These courageous women journalists have fought off stereotypes and taken on the establishment
World Press Freedom Day celebrates its 30th year on May 3, 2023. Since its declaration in 1993, significant strides have been made toward a free press and freedom of speech on a global scale. A freer flow of information has resulted from the advent of digital technology and the emergence of independent media outlets in many nations. However, there has been a disturbing trend of attacks on freedom of the press, journalist safety, and free speech. In honor of this day, we reflect on the accomplishments of South Asian women in the press who speak truth to power despite censorship in their countries.
Pakistani photojournalist Saiyna Bashir is headquartered in Islamabad. Her photographs have appeared in outlets such as The Wall Street Journal, Al Jazeera, and The New York Times. She’s also worked with the WHO and UNICEF. In 2020, she received funding from the National Geographic Emergency Fund for Journalists. She was to complete a photo essay detailing the financial and social impact of SARS-CoV-2 in urban slums in Pakistan. Most of her long-term projects center on are topics such as health care, immigration, ethnic attacks, climate change, and women from marginalized groups.
The Press in Pakistan

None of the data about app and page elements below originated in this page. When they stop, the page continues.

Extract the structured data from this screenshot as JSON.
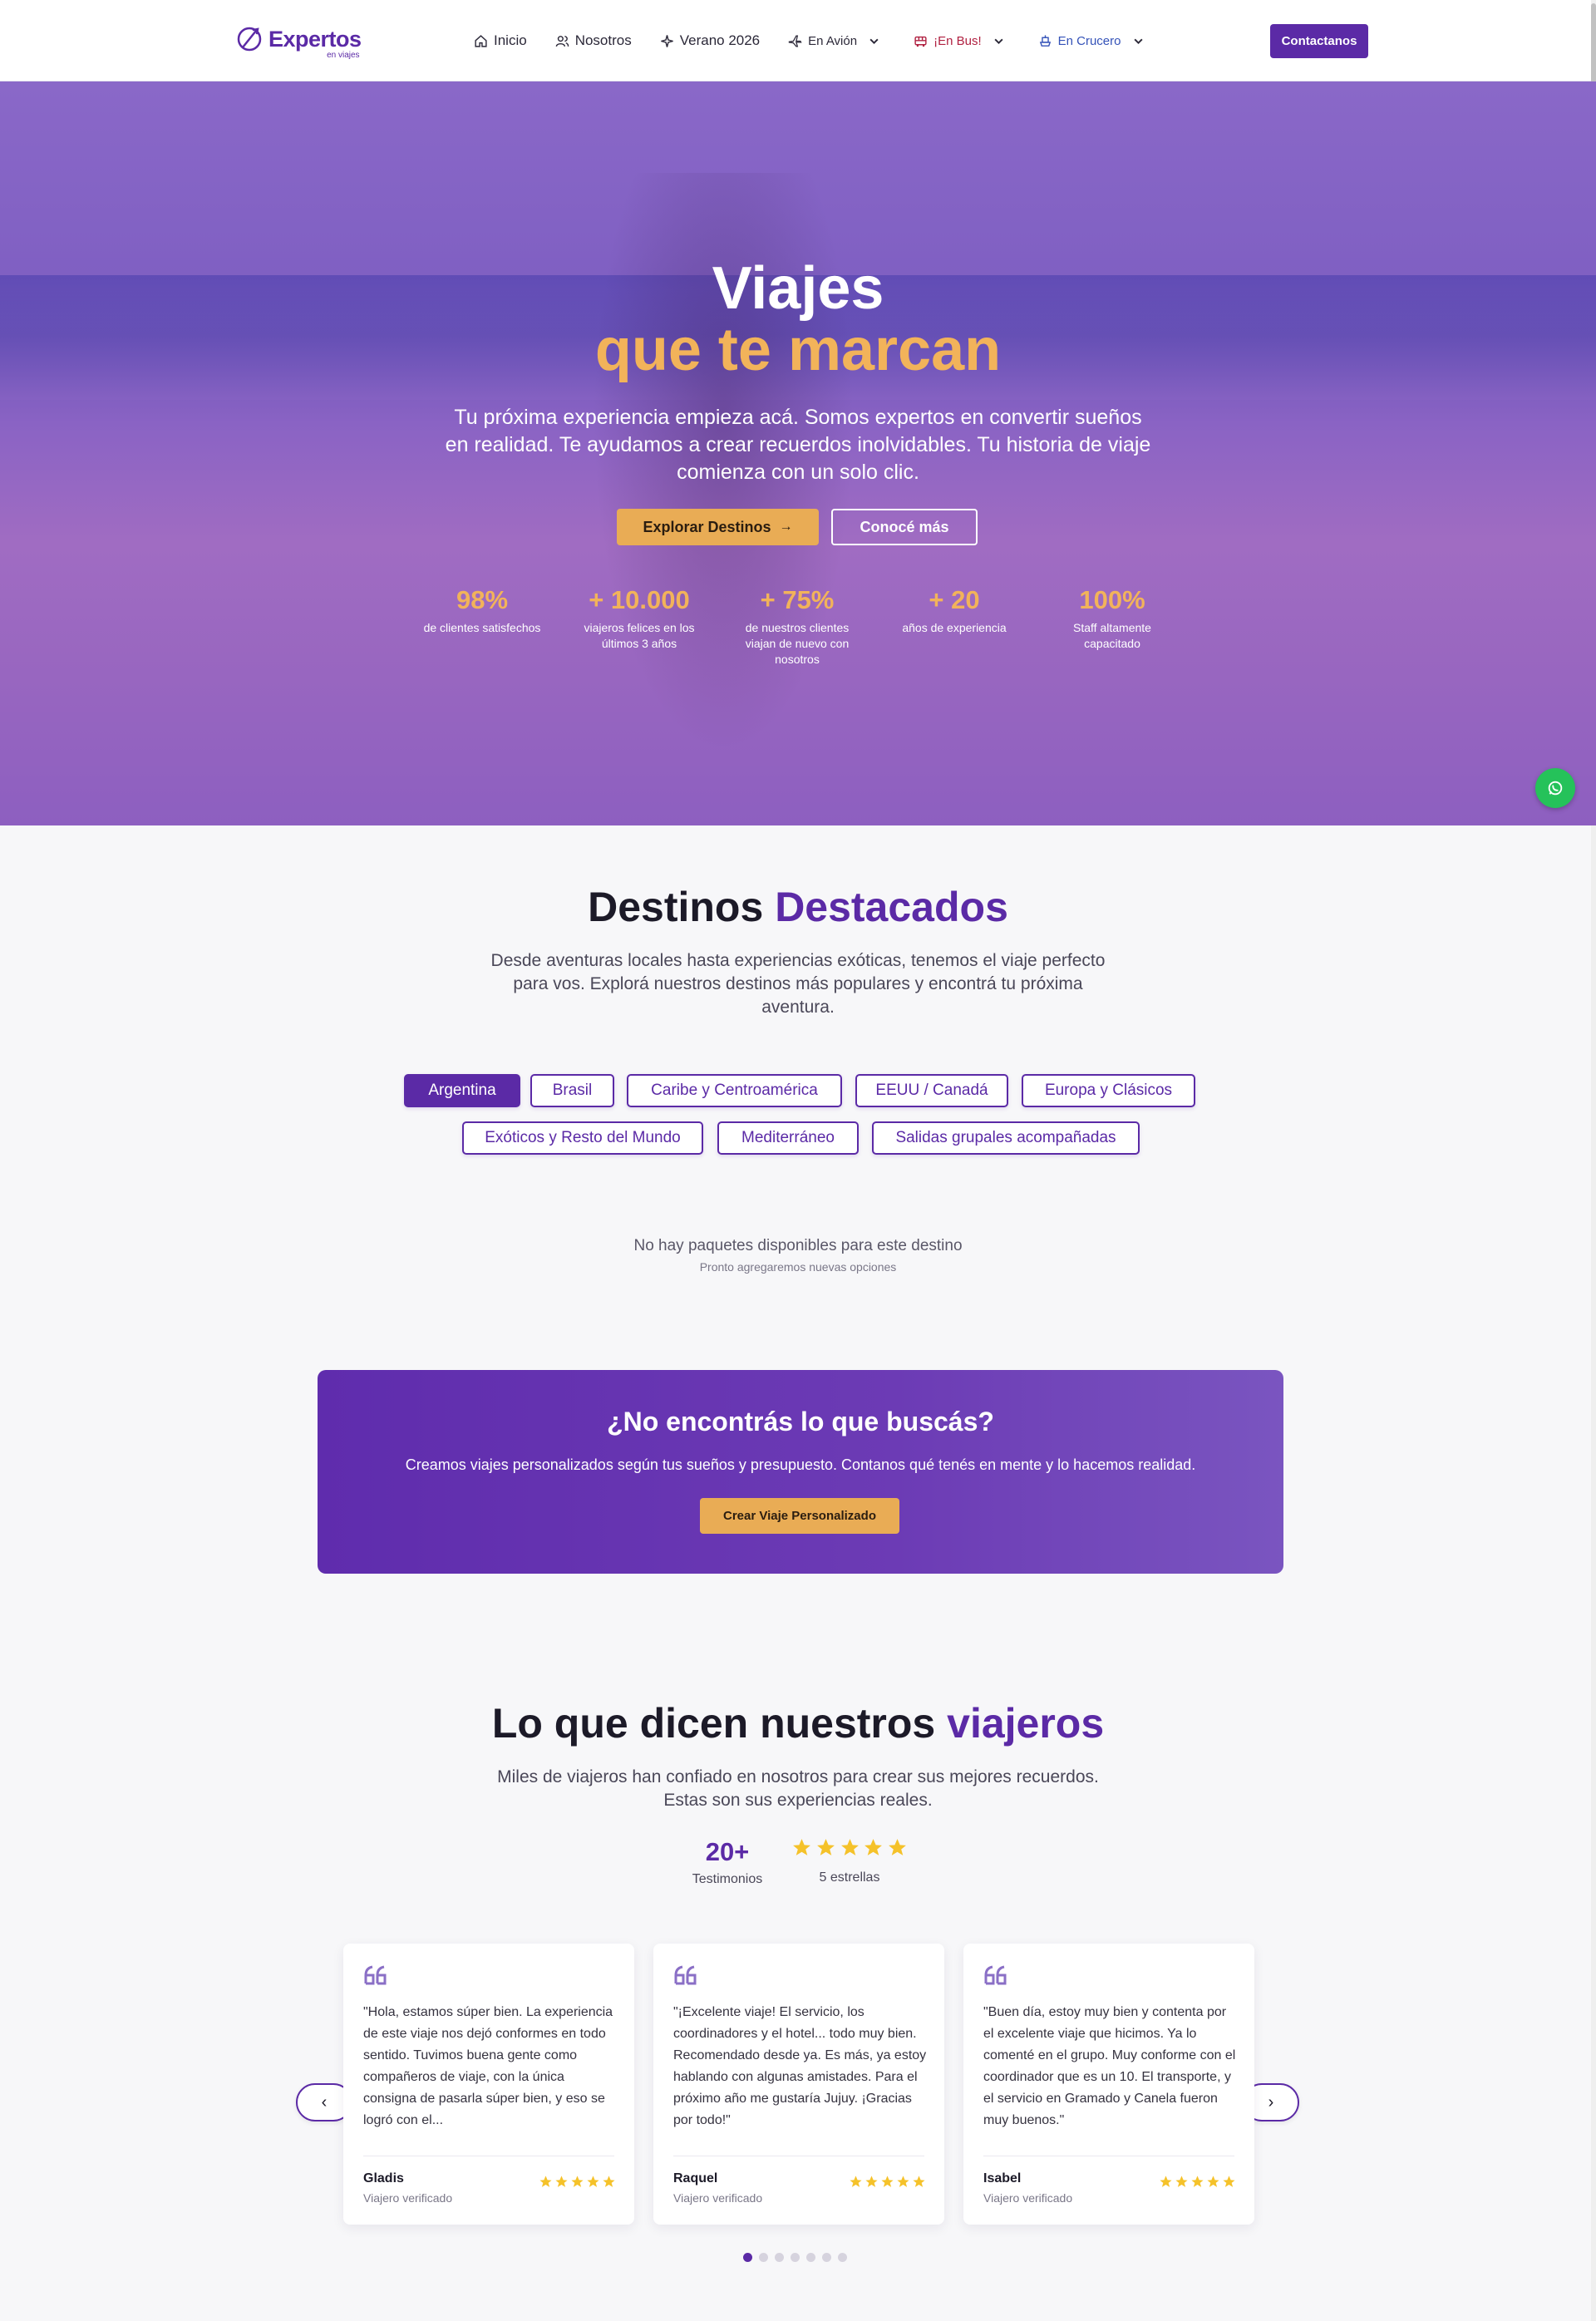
{
  "nav": {
    "logo_main": "Expertos",
    "logo_sub": "en viajes",
    "items": [
      {
        "label": "Inicio",
        "icon": "home-icon"
      },
      {
        "label": "Nosotros",
        "icon": "users-icon"
      },
      {
        "label": "Verano 2026",
        "icon": "sparkles-icon"
      },
      {
        "label": "En Avión",
        "icon": "plane-icon"
      },
      {
        "label": "¡En Bus!",
        "icon": "bus-icon"
      },
      {
        "label": "En Crucero",
        "icon": "ship-icon"
      }
    ],
    "contact": "Contactanos"
  },
  "hero": {
    "title_line1": "Viajes",
    "title_line2": "que te marcan",
    "subtitle": "Tu próxima experiencia empieza acá. Somos expertos en convertir sueños en realidad. Te ayudamos a crear recuerdos inolvidables. Tu historia de viaje comienza con un solo clic.",
    "btn_explore": "Explorar Destinos",
    "btn_more": "Conocé más",
    "stats": [
      {
        "value": "98%",
        "label": "de clientes satisfechos"
      },
      {
        "value": "+ 10.000",
        "label": "viajeros felices en los últimos 3 años"
      },
      {
        "value": "+ 75%",
        "label": "de nuestros clientes viajan de nuevo con nosotros"
      },
      {
        "value": "+ 20",
        "label": "años de experiencia"
      },
      {
        "value": "100%",
        "label": "Staff altamente capacitado"
      }
    ]
  },
  "destinos": {
    "title": "Destinos",
    "title_accent": "Destacados",
    "subtitle": "Desde aventuras locales hasta experiencias exóticas, tenemos el viaje perfecto para vos. Explorá nuestros destinos más populares y encontrá tu próxima aventura.",
    "filters": [
      "Argentina",
      "Brasil",
      "Caribe y Centroamérica",
      "EEUU / Canadá",
      "Europa y Clásicos",
      "Exóticos y Resto del Mundo",
      "Mediterráneo",
      "Salidas grupales acompañadas"
    ],
    "active_filter": "Argentina",
    "empty_title": "No hay paquetes disponibles para este destino",
    "empty_sub": "Pronto agregaremos nuevas opciones"
  },
  "cta": {
    "title": "¿No encontrás lo que buscás?",
    "text": "Creamos viajes personalizados según tus sueños y presupuesto. Contanos qué tenés en mente y lo hacemos realidad.",
    "button": "Crear Viaje Personalizado"
  },
  "testimonios": {
    "title": "Lo que dicen nuestros",
    "title_accent": "viajeros",
    "subtitle": "Miles de viajeros han confiado en nosotros para crear sus mejores recuerdos. Estas son sus experiencias reales.",
    "count_value": "20+",
    "count_label": "Testimonios",
    "rating_stars": 5,
    "rating_label": "5 estrellas",
    "cards": [
      {
        "text": "\"Hola, estamos súper bien. La experiencia de este viaje nos dejó conformes en todo sentido. Tuvimos buena gente como compañeros de viaje, con la única consigna de pasarla súper bien, y eso se logró con el...",
        "name": "Gladis",
        "role": "Viajero verificado",
        "stars": 5
      },
      {
        "text": "\"¡Excelente viaje! El servicio, los coordinadores y el hotel... todo muy bien. Recomendado desde ya. Es más, ya estoy hablando con algunas amistades. Para el próximo año me gustaría Jujuy. ¡Gracias por todo!\"",
        "name": "Raquel",
        "role": "Viajero verificado",
        "stars": 5
      },
      {
        "text": "\"Buen día, estoy muy bien y contenta por el excelente viaje que hicimos. Ya lo comenté en el grupo. Muy conforme con el coordinador que es un 10. El transporte, y el servicio en Gramado y Canela fueron muy buenos.\"",
        "name": "Isabel",
        "role": "Viajero verificado",
        "stars": 5
      }
    ],
    "prev": "‹",
    "next": "›",
    "dots_total": 7,
    "dots_active": 1
  },
  "colors": {
    "brand": "#5b2aa6",
    "accent": "#f2b35a",
    "whatsapp": "#25c25a"
  }
}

In the last 20 years, Pakistan’s media has flourished, presenting a wide range of political perspectives. However, recent administrations and the military have muzzled media freedom. This undermines pluralism and the independence of the press.
Champika Liyanaarachchi is a pioneer in journalism and academia in Sri Lanka. She was also the first woman to become a daily newspaper editor there. Despite media censorship, since January 2007, Liyanaarachchi has held the position of editor-in-chief of Sri Lanka’s “Daily Mirror.” It is the country’s best-selling independent English newspaper. In January 2015, she stepped down. Her current position at the publication is that of consultant editor.

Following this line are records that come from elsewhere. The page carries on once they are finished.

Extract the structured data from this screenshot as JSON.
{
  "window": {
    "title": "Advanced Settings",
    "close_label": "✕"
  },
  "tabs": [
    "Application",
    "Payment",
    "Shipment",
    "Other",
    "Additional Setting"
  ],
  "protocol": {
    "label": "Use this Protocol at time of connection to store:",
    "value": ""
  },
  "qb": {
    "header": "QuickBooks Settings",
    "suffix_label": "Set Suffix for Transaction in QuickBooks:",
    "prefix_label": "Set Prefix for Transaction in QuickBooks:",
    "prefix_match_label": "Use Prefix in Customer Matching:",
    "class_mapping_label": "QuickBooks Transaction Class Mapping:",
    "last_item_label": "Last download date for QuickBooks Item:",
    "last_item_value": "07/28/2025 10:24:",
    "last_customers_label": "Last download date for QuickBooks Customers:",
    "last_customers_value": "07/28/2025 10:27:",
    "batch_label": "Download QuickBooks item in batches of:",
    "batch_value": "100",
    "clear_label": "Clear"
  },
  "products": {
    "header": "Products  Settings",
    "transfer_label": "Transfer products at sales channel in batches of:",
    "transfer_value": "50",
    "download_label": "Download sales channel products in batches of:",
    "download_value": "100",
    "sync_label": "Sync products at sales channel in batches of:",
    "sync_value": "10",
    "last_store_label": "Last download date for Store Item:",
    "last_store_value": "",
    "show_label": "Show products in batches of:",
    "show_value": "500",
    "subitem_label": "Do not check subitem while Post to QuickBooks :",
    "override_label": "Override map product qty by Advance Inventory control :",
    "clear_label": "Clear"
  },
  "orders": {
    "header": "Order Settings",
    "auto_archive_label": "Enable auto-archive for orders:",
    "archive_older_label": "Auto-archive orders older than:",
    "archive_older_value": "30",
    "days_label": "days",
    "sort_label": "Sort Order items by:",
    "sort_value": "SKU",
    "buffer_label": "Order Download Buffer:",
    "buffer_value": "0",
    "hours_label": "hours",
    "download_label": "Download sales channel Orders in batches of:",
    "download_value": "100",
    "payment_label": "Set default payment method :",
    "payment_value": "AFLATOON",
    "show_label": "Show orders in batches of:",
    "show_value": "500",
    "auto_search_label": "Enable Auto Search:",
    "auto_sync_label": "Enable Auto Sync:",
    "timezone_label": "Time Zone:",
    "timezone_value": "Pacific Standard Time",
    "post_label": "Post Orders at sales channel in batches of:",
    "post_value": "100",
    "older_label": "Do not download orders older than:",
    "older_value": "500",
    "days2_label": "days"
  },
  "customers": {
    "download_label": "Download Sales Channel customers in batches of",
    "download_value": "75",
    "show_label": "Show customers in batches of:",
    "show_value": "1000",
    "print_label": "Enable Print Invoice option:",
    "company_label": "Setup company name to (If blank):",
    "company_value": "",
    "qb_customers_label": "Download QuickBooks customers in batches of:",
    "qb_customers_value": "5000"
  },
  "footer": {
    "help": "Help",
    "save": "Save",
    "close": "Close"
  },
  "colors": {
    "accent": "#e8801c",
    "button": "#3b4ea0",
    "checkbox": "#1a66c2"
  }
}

Liyanaarachchi, as chief editor of the “Daily Mirror,” doubled the paper’s readership. She also served as the country’s ambassador for the Paris-based Reporters without Borders. From 2003 to 2012, she was on the Commonwealth Journalists Association’s board of directors. She has given talks at the World Editor’s Forum.
Press Freedom in Sri Lanka
Press freedom violations in Sri Lanka have been widely reported since the late 1980s and again from 2005 to 2010. Reporters Without Borders has ranked Sri Lanka as one of the world’s most challenging nations for journalists. It ranks 127 out of 178. There has been notable growth in the number of women working in Sri Lanka’s media. This is particularly true of the English media. But female journalists still face challenges. For instance, in 2009, an unknown group tried to get into the home of journalist and media rights campaigner Dileesha Abeysundera.
When Nepal’s Monika Deupala was in high school, she discovered a passion for photography. She decided to become a photographer while still in college. She majored in media studies.
“The Nepali Times,” an English weekly newspaper, offered her a position as a photojournalism intern during her senior year. After seeing Deupala’s talent, the editor hired her on the spot. She has subsequently produced works on a diverse range of topics. Her work has also appeared in Lonely Planet, The Guardian, and Reuters.
Nepalese Press Challenges
Recent years have seen an increase in online harassment of journalists in Nepal, with women journalists being singled out for particularly savage assaults. When reporting issues that challenge patriarchy, religious orthodoxy, and inequity, women journalists have endured nasty and threatening messages.
Cheena Kapoor, a photojournalist and journalist living in Delhi, is interested in health, environmental, and social concerns. Reuters, the BBC, The Telegraph, The Guardian, and Al Jazeera are just some outlets that have featured her work. She put together a “forgotten daughters” endeavor, which focuses on women left behind in Indian psychiatric asylums. She has been frequently featured in European publications and exhibitions.
The Press in India
Indian journalists have been detained on charges of terrorism and sedition. The police have conducted regular raids on the offices of media outlets and critics. The Information Technology Act and IT Rules of 2021 also create a legal gray area for journalists and online critics who publish anything deemed to be “defamatory” of the government.
An award-winning Indian photojournalist, Masrat Zahra’s tales include those of Kashmiri citizens, particularly women. In 2020, Zahra received the Peter Mackler Award for Courageous and Ethical Journalism and the Anja Niedringhaus Courage in Photojournalism award from the International Women’s Media Foundation. Her work provides a window into the reality of Kashmir and the effects of the abrogation of Act 370. Al Jazeera and The Washington Post have also featured her.
With countless others, the police arrested Masrat on charges of anti-national social media activity. In 2020, she was charged her under the Unlawful Activities Prevention Act. Currently she is a Knight Wallace Fellow at the University of Michigan.